++++ STUDY MATERIAL ++++

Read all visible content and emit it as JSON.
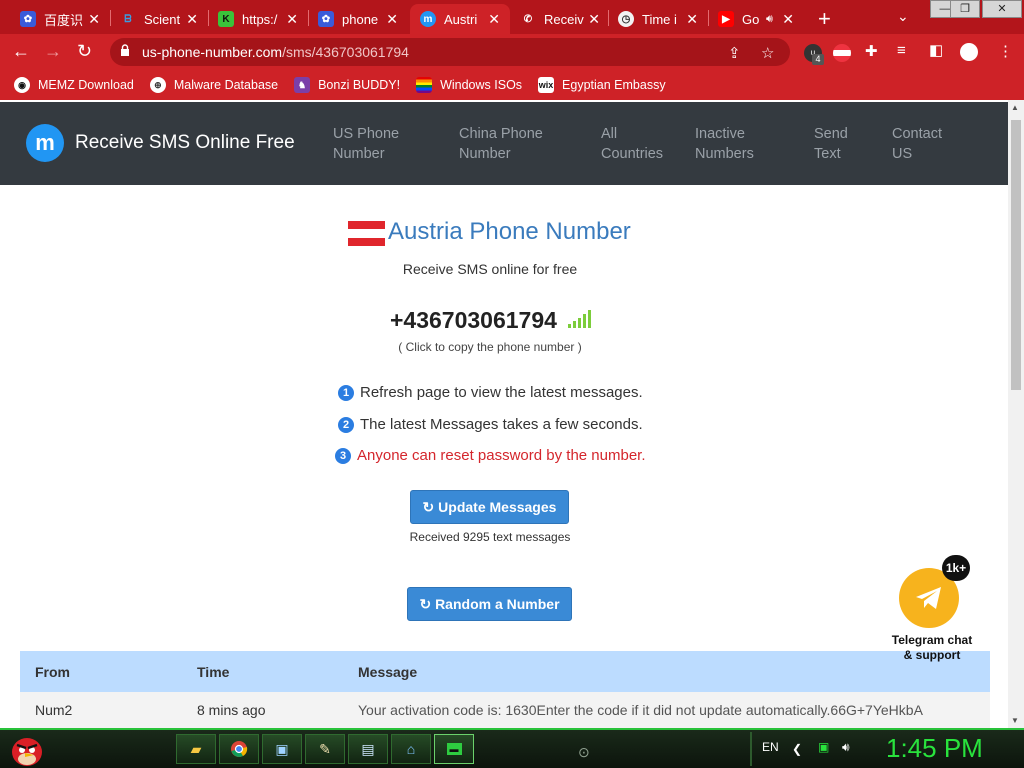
{
  "browser": {
    "tabs": [
      {
        "title": "百度识",
        "icon": "baidu-paw-icon",
        "active": false
      },
      {
        "title": "Scient",
        "icon": "bing-icon",
        "active": false
      },
      {
        "title": "https:/",
        "icon": "k-icon",
        "active": false
      },
      {
        "title": "phone",
        "icon": "baidu-paw-icon",
        "active": false
      },
      {
        "title": "Austri",
        "icon": "m-chat-icon",
        "active": true
      },
      {
        "title": "Receiv",
        "icon": "phone-icon",
        "active": false
      },
      {
        "title": "Time i",
        "icon": "time-icon",
        "active": false
      },
      {
        "title": "Go",
        "icon": "youtube-icon",
        "active": false
      }
    ],
    "url_host": "us-phone-number.com",
    "url_path": "/sms/436703061794",
    "extension_badge": "4",
    "bookmarks": [
      {
        "label": "MEMZ Download",
        "icon": "github-icon"
      },
      {
        "label": "Malware Database",
        "icon": "globe-icon"
      },
      {
        "label": "Bonzi BUDDY!",
        "icon": "bonzi-icon"
      },
      {
        "label": "Windows ISOs",
        "icon": "rainbow-flag-icon"
      },
      {
        "label": "Egyptian Embassy",
        "icon": "wix-icon"
      }
    ],
    "accent": "#ce2227"
  },
  "site": {
    "brand": "Receive SMS Online Free",
    "nav": [
      {
        "line1": "US Phone",
        "line2": "Number"
      },
      {
        "line1": "China Phone",
        "line2": "Number"
      },
      {
        "line1": "All",
        "line2": "Countries"
      },
      {
        "line1": "Inactive",
        "line2": "Numbers"
      },
      {
        "line1": "Send",
        "line2": "Text"
      },
      {
        "line1": "Contact",
        "line2": "US"
      }
    ]
  },
  "page": {
    "title": "Austria Phone Number",
    "subtitle": "Receive SMS online for free",
    "phone": "+436703061794",
    "copy_hint": "( Click to copy the phone number )",
    "steps": [
      {
        "num": "1",
        "text": "Refresh page to view the latest messages."
      },
      {
        "num": "2",
        "text": "The latest Messages takes a few seconds."
      },
      {
        "num": "3",
        "text": "Anyone can reset password by the number."
      }
    ],
    "update_button": "↻ Update Messages",
    "received": "Received 9295 text messages",
    "random_button": "↻ Random a Number",
    "table": {
      "headers": [
        "From",
        "Time",
        "Message"
      ],
      "rows": [
        {
          "from": "Num2",
          "time": "8 mins ago",
          "message": "Your activation code is: 1630Enter the code if it did not update automatically.66G+7YeHkbA"
        }
      ]
    },
    "telegram": {
      "badge": "1k+",
      "line1": "Telegram chat",
      "line2": "& support"
    }
  },
  "taskbar": {
    "language": "EN",
    "clock": "1:45 PM",
    "accent": "#29e33d"
  }
}
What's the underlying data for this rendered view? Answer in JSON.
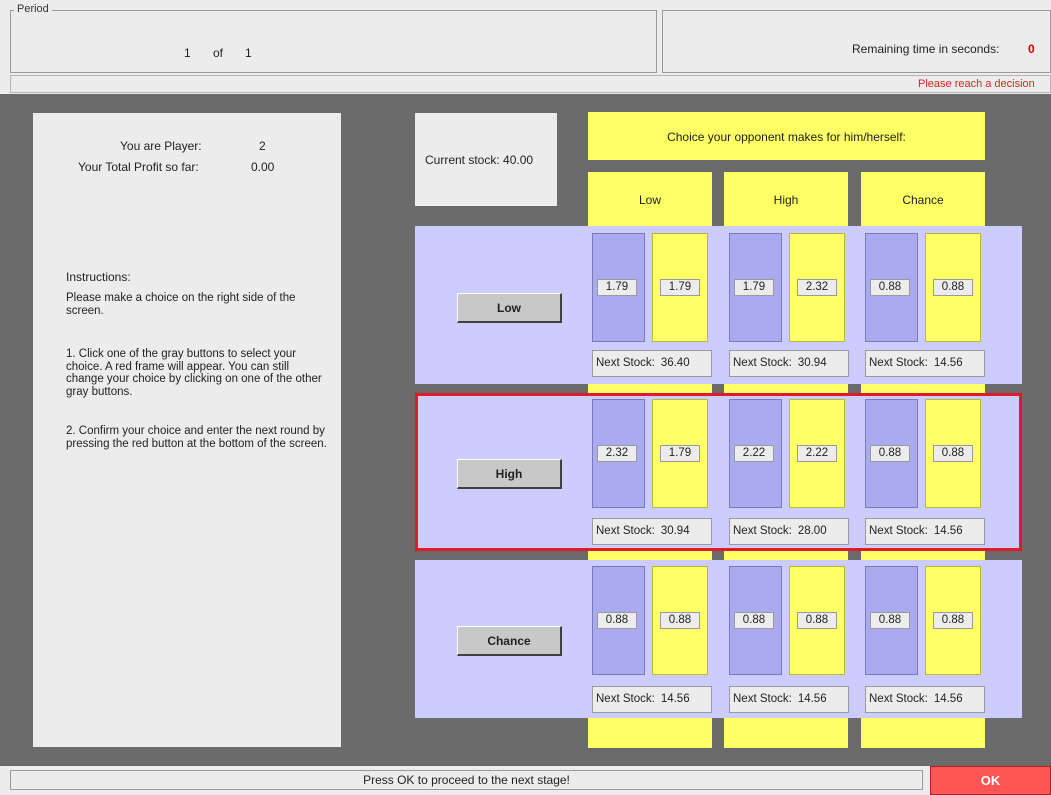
{
  "header": {
    "period_legend": "Period",
    "period_current": "1",
    "period_of": "of",
    "period_total": "1",
    "remaining_label": "Remaining time in seconds:",
    "remaining_value": "0",
    "decision_message": "Please reach a decision"
  },
  "player": {
    "player_label": "You are Player:",
    "player_value": "2",
    "profit_label": "Your Total Profit so far:",
    "profit_value": "0.00"
  },
  "instructions": {
    "heading": "Instructions:",
    "p1": "Please make a choice on the right side of the screen.",
    "p2": "1. Click one of the gray buttons to select your choice. A red frame will appear. You can still change your choice by clicking on one of the other gray buttons.",
    "p3": "2. Confirm your choice and enter the next round by pressing the red button at the bottom of the screen."
  },
  "stock": {
    "label": "Current stock:",
    "value": "40.00"
  },
  "opponent": {
    "header": "Choice your opponent makes for him/herself:",
    "columns": [
      "Low",
      "High",
      "Chance"
    ]
  },
  "next_stock_label": "Next Stock:",
  "rows": [
    {
      "button": "Low",
      "cells": [
        {
          "mine": "1.79",
          "theirs": "1.79",
          "next": "36.40"
        },
        {
          "mine": "1.79",
          "theirs": "2.32",
          "next": "30.94"
        },
        {
          "mine": "0.88",
          "theirs": "0.88",
          "next": "14.56"
        }
      ]
    },
    {
      "button": "High",
      "selected": true,
      "cells": [
        {
          "mine": "2.32",
          "theirs": "1.79",
          "next": "30.94"
        },
        {
          "mine": "2.22",
          "theirs": "2.22",
          "next": "28.00"
        },
        {
          "mine": "0.88",
          "theirs": "0.88",
          "next": "14.56"
        }
      ]
    },
    {
      "button": "Chance",
      "cells": [
        {
          "mine": "0.88",
          "theirs": "0.88",
          "next": "14.56"
        },
        {
          "mine": "0.88",
          "theirs": "0.88",
          "next": "14.56"
        },
        {
          "mine": "0.88",
          "theirs": "0.88",
          "next": "14.56"
        }
      ]
    }
  ],
  "footer": {
    "message": "Press OK to proceed to the next stage!",
    "ok_label": "OK"
  },
  "colors": {
    "background": "#6b6b6b",
    "panel": "#ececec",
    "row_panel": "#ccccff",
    "own_cell": "#aaaaf0",
    "opponent_cell": "#ffff66",
    "selection_frame": "#e01a2a",
    "ok_button": "#ff5555",
    "alert_text": "#e02020"
  }
}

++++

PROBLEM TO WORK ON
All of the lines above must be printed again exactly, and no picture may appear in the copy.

SOLVED PROBLEM
Read all visible content and emit it as JSON.
{
  "browser": {
    "tabs": [
      {
        "title": "百度识",
        "icon": "baidu-paw-icon",
        "active": false
      },
      {
        "title": "Scient",
        "icon": "bing-icon",
        "active": false
      },
      {
        "title": "https:/",
        "icon": "k-icon",
        "active": false
      },
      {
        "title": "phone",
        "icon": "baidu-paw-icon",
        "active": false
      },
      {
        "title": "Austri",
        "icon": "m-chat-icon",
        "active": true
      },
      {
        "title": "Receiv",
        "icon": "phone-icon",
        "active": false
      },
      {
        "title": "Time i",
        "icon": "time-icon",
        "active": false
      },
      {
        "title": "Go",
        "icon": "youtube-icon",
        "active": false
      }
    ],
    "url_host": "us-phone-number.com",
    "url_path": "/sms/436703061794",
    "extension_badge": "4",
    "bookmarks": [
      {
        "label": "MEMZ Download",
        "icon": "github-icon"
      },
      {
        "label": "Malware Database",
        "icon": "globe-icon"
      },
      {
        "label": "Bonzi BUDDY!",
        "icon": "bonzi-icon"
      },
      {
        "label": "Windows ISOs",
        "icon": "rainbow-flag-icon"
      },
      {
        "label": "Egyptian Embassy",
        "icon": "wix-icon"
      }
    ],
    "accent": "#ce2227"
  },
  "site": {
    "brand": "Receive SMS Online Free",
    "nav": [
      {
        "line1": "US Phone",
        "line2": "Number"
      },
      {
        "line1": "China Phone",
        "line2": "Number"
      },
      {
        "line1": "All",
        "line2": "Countries"
      },
      {
        "line1": "Inactive",
        "line2": "Numbers"
      },
      {
        "line1": "Send",
        "line2": "Text"
      },
      {
        "line1": "Contact",
        "line2": "US"
      }
    ]
  },
  "page": {
    "title": "Austria Phone Number",
    "subtitle": "Receive SMS online for free",
    "phone": "+436703061794",
    "copy_hint": "( Click to copy the phone number )",
    "steps": [
      {
        "num": "1",
        "text": "Refresh page to view the latest messages."
      },
      {
        "num": "2",
        "text": "The latest Messages takes a few seconds."
      },
      {
        "num": "3",
        "text": "Anyone can reset password by the number."
      }
    ],
    "update_button": "↻ Update Messages",
    "received": "Received 9295 text messages",
    "random_button": "↻ Random a Number",
    "table": {
      "headers": [
        "From",
        "Time",
        "Message"
      ],
      "rows": [
        {
          "from": "Num2",
          "time": "8 mins ago",
          "message": "Your activation code is: 1630Enter the code if it did not update automatically.66G+7YeHkbA"
        }
      ]
    },
    "telegram": {
      "badge": "1k+",
      "line1": "Telegram chat",
      "line2": "& support"
    }
  },
  "taskbar": {
    "language": "EN",
    "clock": "1:45 PM",
    "accent": "#29e33d"
  }
}
What's the underlying data for this rendered view? Answer in JSON.
{
  "header": {
    "period_legend": "Period",
    "period_current": "1",
    "period_of": "of",
    "period_total": "1",
    "remaining_label": "Remaining time in seconds:",
    "remaining_value": "0",
    "decision_message": "Please reach a decision"
  },
  "player": {
    "player_label": "You are Player:",
    "player_value": "2",
    "profit_label": "Your Total Profit so far:",
    "profit_value": "0.00"
  },
  "instructions": {
    "heading": "Instructions:",
    "p1": "Please make a choice on the right side of the screen.",
    "p2": "1. Click one of the gray buttons to select your choice. A red frame will appear. You can still change your choice by clicking on one of the other gray buttons.",
    "p3": "2. Confirm your choice and enter the next round by pressing the red button at the bottom of the screen."
  },
  "stock": {
    "label": "Current stock:",
    "value": "40.00"
  },
  "opponent": {
    "header": "Choice your opponent makes for him/herself:",
    "columns": [
      "Low",
      "High",
      "Chance"
    ]
  },
  "next_stock_label": "Next Stock:",
  "rows": [
    {
      "button": "Low",
      "cells": [
        {
          "mine": "1.79",
          "theirs": "1.79",
          "next": "36.40"
        },
        {
          "mine": "1.79",
          "theirs": "2.32",
          "next": "30.94"
        },
        {
          "mine": "0.88",
          "theirs": "0.88",
          "next": "14.56"
        }
      ]
    },
    {
      "button": "High",
      "selected": true,
      "cells": [
        {
          "mine": "2.32",
          "theirs": "1.79",
          "next": "30.94"
        },
        {
          "mine": "2.22",
          "theirs": "2.22",
          "next": "28.00"
        },
        {
          "mine": "0.88",
          "theirs": "0.88",
          "next": "14.56"
        }
      ]
    },
    {
      "button": "Chance",
      "cells": [
        {
          "mine": "0.88",
          "theirs": "0.88",
          "next": "14.56"
        },
        {
          "mine": "0.88",
          "theirs": "0.88",
          "next": "14.56"
        },
        {
          "mine": "0.88",
          "theirs": "0.88",
          "next": "14.56"
        }
      ]
    }
  ],
  "footer": {
    "message": "Press OK to proceed to the next stage!",
    "ok_label": "OK"
  },
  "colors": {
    "background": "#6b6b6b",
    "panel": "#ececec",
    "row_panel": "#ccccff",
    "own_cell": "#aaaaf0",
    "opponent_cell": "#ffff66",
    "selection_frame": "#e01a2a",
    "ok_button": "#ff5555",
    "alert_text": "#e02020"
  }
}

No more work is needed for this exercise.